Component data from apps and pages:
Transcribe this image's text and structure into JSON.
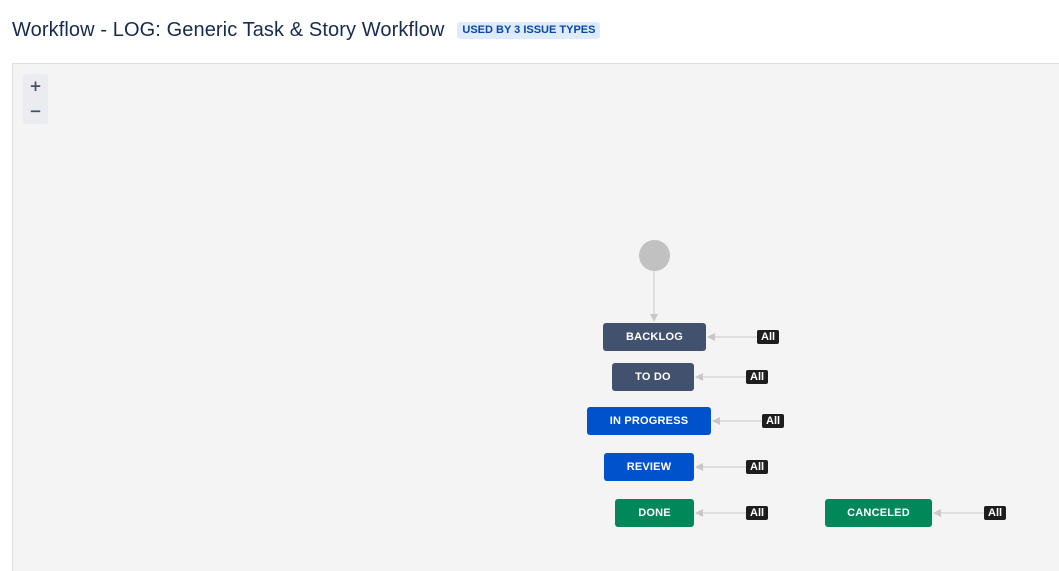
{
  "header": {
    "title": "Workflow - LOG: Generic Task & Story Workflow",
    "badge": "USED BY 3 ISSUE TYPES"
  },
  "zoom": {
    "in_label": "+",
    "out_label": "−"
  },
  "statuses": [
    {
      "label": "BACKLOG",
      "category": "todo",
      "global_transition": "All"
    },
    {
      "label": "TO DO",
      "category": "todo",
      "global_transition": "All"
    },
    {
      "label": "IN PROGRESS",
      "category": "inprogress",
      "global_transition": "All"
    },
    {
      "label": "REVIEW",
      "category": "inprogress",
      "global_transition": "All"
    },
    {
      "label": "DONE",
      "category": "done",
      "global_transition": "All"
    },
    {
      "label": "CANCELED",
      "category": "done",
      "global_transition": "All"
    }
  ],
  "colors": {
    "todo": "#42526e",
    "inprogress": "#0052cc",
    "done": "#00875a",
    "start_node": "#c1c1c1",
    "canvas": "#f4f4f4"
  }
}
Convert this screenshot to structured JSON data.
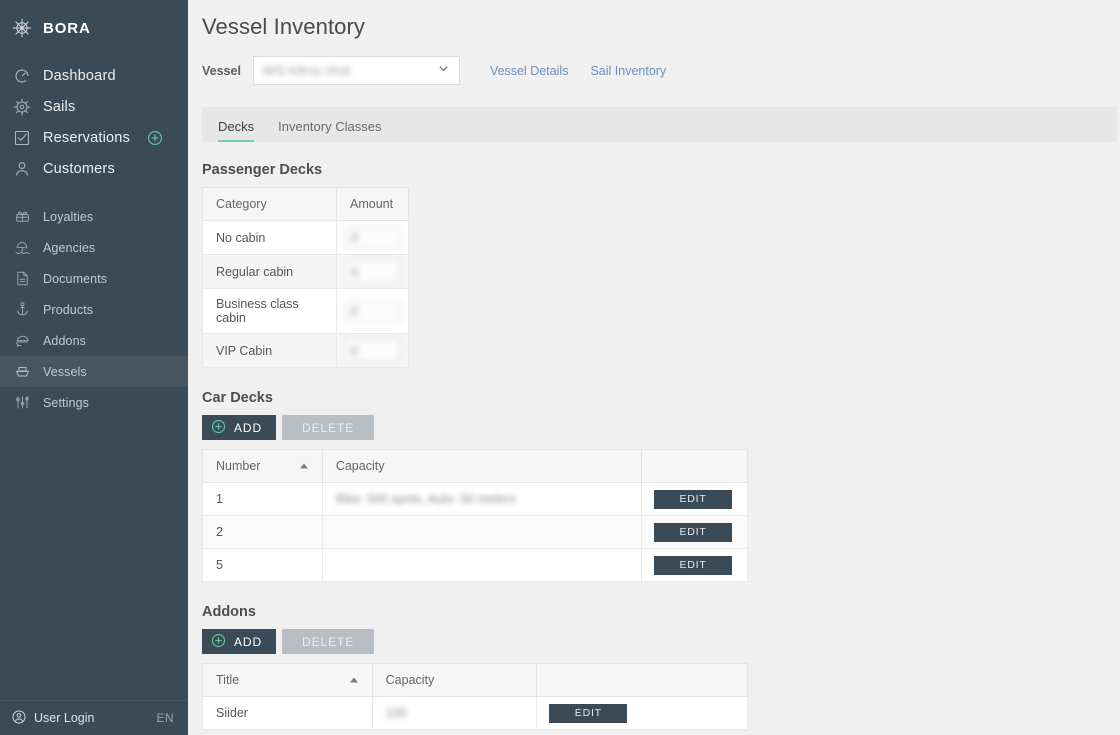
{
  "sidebar": {
    "brand": {
      "name": "BORA",
      "icon": "compass-rose-icon"
    },
    "primary_items": [
      {
        "label": "Dashboard",
        "icon": "gauge-icon",
        "active": false
      },
      {
        "label": "Sails",
        "icon": "ships-wheel-icon",
        "active": false
      },
      {
        "label": "Reservations",
        "icon": "checklist-icon",
        "active": false,
        "badge": "plus-circle-icon"
      },
      {
        "label": "Customers",
        "icon": "person-icon",
        "active": false
      }
    ],
    "secondary_items": [
      {
        "label": "Loyalties",
        "icon": "gift-icon",
        "active": false
      },
      {
        "label": "Agencies",
        "icon": "beach-umbrella-icon",
        "active": false
      },
      {
        "label": "Documents",
        "icon": "document-icon",
        "active": false
      },
      {
        "label": "Products",
        "icon": "anchor-icon",
        "active": false
      },
      {
        "label": "Addons",
        "icon": "hand-serving-icon",
        "active": false
      },
      {
        "label": "Vessels",
        "icon": "boat-icon",
        "active": true
      },
      {
        "label": "Settings",
        "icon": "sliders-icon",
        "active": false
      }
    ],
    "footer": {
      "user_label": "User Login",
      "user_icon": "user-circle-icon",
      "language": "EN"
    }
  },
  "header": {
    "title": "Vessel Inventory",
    "vessel_label": "Vessel",
    "vessel_value": "M/S Kõrvu Vind",
    "vessel_chevron_icon": "chevron-down-icon",
    "links": [
      {
        "label": "Vessel Details"
      },
      {
        "label": "Sail Inventory"
      }
    ]
  },
  "tabs": [
    {
      "label": "Decks",
      "active": true
    },
    {
      "label": "Inventory Classes",
      "active": false
    }
  ],
  "passenger_decks": {
    "title": "Passenger Decks",
    "columns": [
      "Category",
      "Amount"
    ],
    "rows": [
      {
        "category": "No cabin",
        "amount": "0"
      },
      {
        "category": "Regular cabin",
        "amount": "0"
      },
      {
        "category": "Business class cabin",
        "amount": "0"
      },
      {
        "category": "VIP Cabin",
        "amount": "0"
      }
    ]
  },
  "car_decks": {
    "title": "Car Decks",
    "add_label": "ADD",
    "add_icon": "plus-circle-icon",
    "delete_label": "DELETE",
    "columns": [
      "Number",
      "Capacity",
      ""
    ],
    "sort_icon": "sort-asc-caret-icon",
    "edit_label": "EDIT",
    "rows": [
      {
        "number": "1",
        "capacity": "Bike: 500 spots, Auto: 50 meters"
      },
      {
        "number": "2",
        "capacity": ""
      },
      {
        "number": "5",
        "capacity": ""
      }
    ]
  },
  "addons": {
    "title": "Addons",
    "add_label": "ADD",
    "add_icon": "plus-circle-icon",
    "delete_label": "DELETE",
    "columns": [
      "Title",
      "Capacity",
      ""
    ],
    "sort_icon": "sort-asc-caret-icon",
    "edit_label": "EDIT",
    "rows": [
      {
        "title": "Siider",
        "capacity": "100"
      }
    ]
  },
  "colors": {
    "sidebar_bg": "#3b4a57",
    "sidebar_active": "#46555f",
    "accent_teal": "#6fcfa8",
    "link_blue": "#6b8fbb",
    "page_bg": "#f0f0f0",
    "tabbar_bg": "#e7e7e7",
    "button_dark": "#3b4a57",
    "button_disabled": "#b8bec4"
  }
}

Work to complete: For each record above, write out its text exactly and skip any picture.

Problem solution:
Transcribe this image's text and structure into JSON.
{
  "header": {
    "title": "Workflow - LOG: Generic Task & Story Workflow",
    "badge": "USED BY 3 ISSUE TYPES"
  },
  "zoom": {
    "in_label": "+",
    "out_label": "−"
  },
  "statuses": [
    {
      "label": "BACKLOG",
      "category": "todo",
      "global_transition": "All"
    },
    {
      "label": "TO DO",
      "category": "todo",
      "global_transition": "All"
    },
    {
      "label": "IN PROGRESS",
      "category": "inprogress",
      "global_transition": "All"
    },
    {
      "label": "REVIEW",
      "category": "inprogress",
      "global_transition": "All"
    },
    {
      "label": "DONE",
      "category": "done",
      "global_transition": "All"
    },
    {
      "label": "CANCELED",
      "category": "done",
      "global_transition": "All"
    }
  ],
  "colors": {
    "todo": "#42526e",
    "inprogress": "#0052cc",
    "done": "#00875a",
    "start_node": "#c1c1c1",
    "canvas": "#f4f4f4"
  }
}
Convert this screenshot to structured JSON data.
{
  "sidebar": {
    "brand": {
      "name": "BORA",
      "icon": "compass-rose-icon"
    },
    "primary_items": [
      {
        "label": "Dashboard",
        "icon": "gauge-icon",
        "active": false
      },
      {
        "label": "Sails",
        "icon": "ships-wheel-icon",
        "active": false
      },
      {
        "label": "Reservations",
        "icon": "checklist-icon",
        "active": false,
        "badge": "plus-circle-icon"
      },
      {
        "label": "Customers",
        "icon": "person-icon",
        "active": false
      }
    ],
    "secondary_items": [
      {
        "label": "Loyalties",
        "icon": "gift-icon",
        "active": false
      },
      {
        "label": "Agencies",
        "icon": "beach-umbrella-icon",
        "active": false
      },
      {
        "label": "Documents",
        "icon": "document-icon",
        "active": false
      },
      {
        "label": "Products",
        "icon": "anchor-icon",
        "active": false
      },
      {
        "label": "Addons",
        "icon": "hand-serving-icon",
        "active": false
      },
      {
        "label": "Vessels",
        "icon": "boat-icon",
        "active": true
      },
      {
        "label": "Settings",
        "icon": "sliders-icon",
        "active": false
      }
    ],
    "footer": {
      "user_label": "User Login",
      "user_icon": "user-circle-icon",
      "language": "EN"
    }
  },
  "header": {
    "title": "Vessel Inventory",
    "vessel_label": "Vessel",
    "vessel_value": "M/S Kõrvu Vind",
    "vessel_chevron_icon": "chevron-down-icon",
    "links": [
      {
        "label": "Vessel Details"
      },
      {
        "label": "Sail Inventory"
      }
    ]
  },
  "tabs": [
    {
      "label": "Decks",
      "active": true
    },
    {
      "label": "Inventory Classes",
      "active": false
    }
  ],
  "passenger_decks": {
    "title": "Passenger Decks",
    "columns": [
      "Category",
      "Amount"
    ],
    "rows": [
      {
        "category": "No cabin",
        "amount": "0"
      },
      {
        "category": "Regular cabin",
        "amount": "0"
      },
      {
        "category": "Business class cabin",
        "amount": "0"
      },
      {
        "category": "VIP Cabin",
        "amount": "0"
      }
    ]
  },
  "car_decks": {
    "title": "Car Decks",
    "add_label": "ADD",
    "add_icon": "plus-circle-icon",
    "delete_label": "DELETE",
    "columns": [
      "Number",
      "Capacity",
      ""
    ],
    "sort_icon": "sort-asc-caret-icon",
    "edit_label": "EDIT",
    "rows": [
      {
        "number": "1",
        "capacity": "Bike: 500 spots, Auto: 50 meters"
      },
      {
        "number": "2",
        "capacity": ""
      },
      {
        "number": "5",
        "capacity": ""
      }
    ]
  },
  "addons": {
    "title": "Addons",
    "add_label": "ADD",
    "add_icon": "plus-circle-icon",
    "delete_label": "DELETE",
    "columns": [
      "Title",
      "Capacity",
      ""
    ],
    "sort_icon": "sort-asc-caret-icon",
    "edit_label": "EDIT",
    "rows": [
      {
        "title": "Siider",
        "capacity": "100"
      }
    ]
  },
  "colors": {
    "sidebar_bg": "#3b4a57",
    "sidebar_active": "#46555f",
    "accent_teal": "#6fcfa8",
    "link_blue": "#6b8fbb",
    "page_bg": "#f0f0f0",
    "tabbar_bg": "#e7e7e7",
    "button_dark": "#3b4a57",
    "button_disabled": "#b8bec4"
  }
}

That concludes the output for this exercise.